Interface dataset entries:

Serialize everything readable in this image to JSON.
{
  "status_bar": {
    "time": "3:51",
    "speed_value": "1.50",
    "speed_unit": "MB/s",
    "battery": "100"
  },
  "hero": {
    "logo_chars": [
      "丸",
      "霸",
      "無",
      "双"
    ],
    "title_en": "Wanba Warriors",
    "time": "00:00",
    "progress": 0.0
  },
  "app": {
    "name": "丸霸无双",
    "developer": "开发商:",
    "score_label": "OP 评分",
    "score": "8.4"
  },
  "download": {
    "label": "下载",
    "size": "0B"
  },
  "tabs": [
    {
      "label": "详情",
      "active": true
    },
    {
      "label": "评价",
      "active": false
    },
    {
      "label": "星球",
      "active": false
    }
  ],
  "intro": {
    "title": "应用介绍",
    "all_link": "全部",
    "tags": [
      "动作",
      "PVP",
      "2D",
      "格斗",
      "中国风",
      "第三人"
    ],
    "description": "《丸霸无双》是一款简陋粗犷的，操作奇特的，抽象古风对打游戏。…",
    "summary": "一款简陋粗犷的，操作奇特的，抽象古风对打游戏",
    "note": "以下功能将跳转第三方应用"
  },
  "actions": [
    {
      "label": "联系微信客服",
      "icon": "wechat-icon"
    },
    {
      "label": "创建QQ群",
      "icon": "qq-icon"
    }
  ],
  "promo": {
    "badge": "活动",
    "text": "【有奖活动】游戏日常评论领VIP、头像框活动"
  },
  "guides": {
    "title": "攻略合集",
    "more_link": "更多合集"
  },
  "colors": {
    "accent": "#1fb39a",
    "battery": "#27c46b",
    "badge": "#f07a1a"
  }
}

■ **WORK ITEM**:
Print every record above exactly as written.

■ **SOLUTION FOR THIS PROBLEM**:
Serialize everything readable in this image to JSON.
{
  "status_bar": {
    "time": "3:51",
    "speed_value": "1.50",
    "speed_unit": "MB/s",
    "battery": "100"
  },
  "hero": {
    "logo_chars": [
      "丸",
      "霸",
      "無",
      "双"
    ],
    "title_en": "Wanba Warriors",
    "time": "00:00",
    "progress": 0.0
  },
  "app": {
    "name": "丸霸无双",
    "developer": "开发商:",
    "score_label": "OP 评分",
    "score": "8.4"
  },
  "download": {
    "label": "下载",
    "size": "0B"
  },
  "tabs": [
    {
      "label": "详情",
      "active": true
    },
    {
      "label": "评价",
      "active": false
    },
    {
      "label": "星球",
      "active": false
    }
  ],
  "intro": {
    "title": "应用介绍",
    "all_link": "全部",
    "tags": [
      "动作",
      "PVP",
      "2D",
      "格斗",
      "中国风",
      "第三人"
    ],
    "description": "《丸霸无双》是一款简陋粗犷的，操作奇特的，抽象古风对打游戏。…",
    "summary": "一款简陋粗犷的，操作奇特的，抽象古风对打游戏",
    "note": "以下功能将跳转第三方应用"
  },
  "actions": [
    {
      "label": "联系微信客服",
      "icon": "wechat-icon"
    },
    {
      "label": "创建QQ群",
      "icon": "qq-icon"
    }
  ],
  "promo": {
    "badge": "活动",
    "text": "【有奖活动】游戏日常评论领VIP、头像框活动"
  },
  "guides": {
    "title": "攻略合集",
    "more_link": "更多合集"
  },
  "colors": {
    "accent": "#1fb39a",
    "battery": "#27c46b",
    "badge": "#f07a1a"
  }
}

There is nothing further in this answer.